/---

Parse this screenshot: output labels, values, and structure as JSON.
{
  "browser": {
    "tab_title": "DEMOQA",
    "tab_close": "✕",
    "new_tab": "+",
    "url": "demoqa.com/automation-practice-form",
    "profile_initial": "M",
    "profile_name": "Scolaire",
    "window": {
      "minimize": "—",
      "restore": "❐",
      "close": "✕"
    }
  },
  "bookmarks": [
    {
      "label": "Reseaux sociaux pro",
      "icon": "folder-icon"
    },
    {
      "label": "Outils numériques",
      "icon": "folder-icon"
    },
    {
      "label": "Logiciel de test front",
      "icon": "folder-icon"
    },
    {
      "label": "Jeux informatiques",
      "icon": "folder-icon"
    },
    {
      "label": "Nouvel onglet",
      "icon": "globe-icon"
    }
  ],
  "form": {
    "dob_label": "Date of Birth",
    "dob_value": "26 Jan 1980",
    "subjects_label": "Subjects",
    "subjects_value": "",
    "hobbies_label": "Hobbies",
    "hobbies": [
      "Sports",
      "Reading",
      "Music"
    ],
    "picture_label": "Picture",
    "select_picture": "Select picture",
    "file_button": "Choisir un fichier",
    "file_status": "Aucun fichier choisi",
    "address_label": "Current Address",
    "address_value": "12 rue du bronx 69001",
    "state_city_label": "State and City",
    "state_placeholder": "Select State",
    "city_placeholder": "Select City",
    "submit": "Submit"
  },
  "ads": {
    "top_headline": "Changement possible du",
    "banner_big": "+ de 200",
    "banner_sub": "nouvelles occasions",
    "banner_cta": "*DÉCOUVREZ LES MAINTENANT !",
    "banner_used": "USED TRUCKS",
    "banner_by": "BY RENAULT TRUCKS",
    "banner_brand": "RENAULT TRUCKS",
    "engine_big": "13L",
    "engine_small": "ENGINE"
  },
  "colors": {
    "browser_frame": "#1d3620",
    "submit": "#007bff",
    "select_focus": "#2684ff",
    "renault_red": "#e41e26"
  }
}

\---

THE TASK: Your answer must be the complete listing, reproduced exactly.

TASK ANSWER:
Parse this screenshot: output labels, values, and structure as JSON.
{
  "browser": {
    "tab_title": "DEMOQA",
    "tab_close": "✕",
    "new_tab": "+",
    "url": "demoqa.com/automation-practice-form",
    "profile_initial": "M",
    "profile_name": "Scolaire",
    "window": {
      "minimize": "—",
      "restore": "❐",
      "close": "✕"
    }
  },
  "bookmarks": [
    {
      "label": "Reseaux sociaux pro",
      "icon": "folder-icon"
    },
    {
      "label": "Outils numériques",
      "icon": "folder-icon"
    },
    {
      "label": "Logiciel de test front",
      "icon": "folder-icon"
    },
    {
      "label": "Jeux informatiques",
      "icon": "folder-icon"
    },
    {
      "label": "Nouvel onglet",
      "icon": "globe-icon"
    }
  ],
  "form": {
    "dob_label": "Date of Birth",
    "dob_value": "26 Jan 1980",
    "subjects_label": "Subjects",
    "subjects_value": "",
    "hobbies_label": "Hobbies",
    "hobbies": [
      "Sports",
      "Reading",
      "Music"
    ],
    "picture_label": "Picture",
    "select_picture": "Select picture",
    "file_button": "Choisir un fichier",
    "file_status": "Aucun fichier choisi",
    "address_label": "Current Address",
    "address_value": "12 rue du bronx 69001",
    "state_city_label": "State and City",
    "state_placeholder": "Select State",
    "city_placeholder": "Select City",
    "submit": "Submit"
  },
  "ads": {
    "top_headline": "Changement possible du",
    "banner_big": "+ de 200",
    "banner_sub": "nouvelles occasions",
    "banner_cta": "*DÉCOUVREZ LES MAINTENANT !",
    "banner_used": "USED TRUCKS",
    "banner_by": "BY RENAULT TRUCKS",
    "banner_brand": "RENAULT TRUCKS",
    "engine_big": "13L",
    "engine_small": "ENGINE"
  },
  "colors": {
    "browser_frame": "#1d3620",
    "submit": "#007bff",
    "select_focus": "#2684ff",
    "renault_red": "#e41e26"
  }
}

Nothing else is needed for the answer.